The unemployment rate in the UK has risen to its highest level in almost five years, with young workers in the country bearing the brunt of the job losses, official figures are showing
The unemployment rate in the UK rose to 5.1% in the three months leading up to December of 2020, with the number of people listed on company payrolls down 726,000 when compared to the pre-pandemic rate.
Almost three-fifths of those who were jobless during this time were younger than 25 years old. There were, however, some early signs of renewed stabilisation within the jobs market.
The Office for National Statistics (ONS) has said that there was a small increase in the numbers of UK employees being paid through payroll over the past couple of months, with 83,000 more people listed on the books in January compared to the previous month.
Average UK pay rose, too, by 4.7% including bonuses, although this was said to reportedly be a statistical quirk rather than a sign of any lasting wage growth in the country.
Statisticians said this was in part due the disproportionate fall in the number of young, typically lower-paid workers. Adjusting for this, the ONS has said that underlying wage growth was “likely to be under 3%”
This come after airlines have said that they have already seen a surge in holiday bookings following the PM’s announcement of the road map out of the nationwide lockdown. On Holiday bookings, the Prime Minister has said that a global travel taskforce would put forward a report on how to return to international travel on the 12th of April.
The ONS has said that 1.74 million people were unemployed in the time period between October to December, up 454,000 from the same period in 2019.
“Our survey shows that the unemployment rate has had the biggest annual rise since the financial crisis,” said Jonathan Athow, an ONS deputy national statistician for economic statistics.
“However, the proportion of people who are neither working nor looking for work has stabilised after rising sharply at the start of the pandemic, with many people who lost their jobs early on having now started looking for work.”
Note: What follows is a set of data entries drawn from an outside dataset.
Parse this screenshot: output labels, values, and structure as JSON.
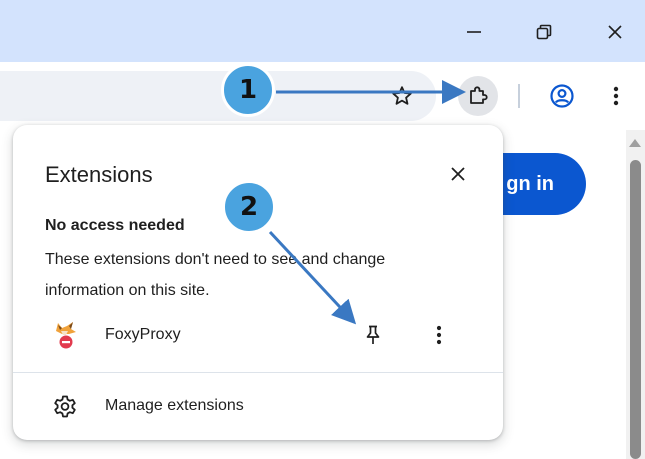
{
  "window_controls": {
    "minimize_glyph": "—",
    "restore_glyph": "❐",
    "close_glyph": "✕"
  },
  "toolbar": {
    "icons": [
      "star-icon",
      "puzzle-extensions-icon",
      "profile-icon",
      "more-vert-icon"
    ]
  },
  "page": {
    "signin_label": "gn in"
  },
  "popup": {
    "title": "Extensions",
    "close_glyph": "✕",
    "section_heading": "No access needed",
    "section_description": "These extensions don't need to see and change information on this site.",
    "extensions": [
      {
        "name": "FoxyProxy",
        "pin_icon": "pin-icon",
        "more_icon": "more-vert-icon"
      }
    ],
    "manage_label": "Manage extensions",
    "manage_icon": "gear-icon"
  },
  "annotations": {
    "step1": "1",
    "step2": "2",
    "color": "#4aa3df",
    "arrow_color": "#3a78c2"
  },
  "colors": {
    "titlebar": "#d3e3fd",
    "accent": "#0b57d0",
    "omnibox": "#eef1f6"
  }
}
Today’s labour market figures show that pay was up by an average of nearly 5% compared with a year ago – a much bigger pay rise than has been typical for most of the past decade.
If you’re an employee you may not recognise that figure as anywhere near your own pay rise; a big part of it is because it is an average figure.
If you remove nearly 730,000 workers from employers’ payrolls, many of whom have been in low-paid occupations such as accommodation and food services – where pay rises have been modest or non-existent – then it flatters the average.
However, even allowing for those “compositional” effects, the Office for National Statistics estimates that there was still pay growth of 3% overall – far more than inflation at 0.7%.
And in some sectors it was better than that: according to the ONS, pay in health and social work rose by an average of 6.2% – some modest compensation, perhaps, for the risks those workers have been taking.
This comes after businesses have welcomed news that the non-essential retail sector could reopen as soon as the 12th of April. The announcement was made by Prime Minister Boris Johnson in the House of Commons, as he outlined his roadmap for England’s way out of lockdown.
The Chancellor of the Exchequer, Rishi Sunak, is preparing for next week’s Budget, which is expected to set out the governent’s further plans to help the UK’s labour market.
“I know how incredibly tough the past year has been for everyone, and every job lost is a personal tragedy,” Mr Sunak said.
“At the Budget next week I will set out the next stage of our Plan for Jobs, and the support we’ll provide through the remainder of the pandemic and our recovery.”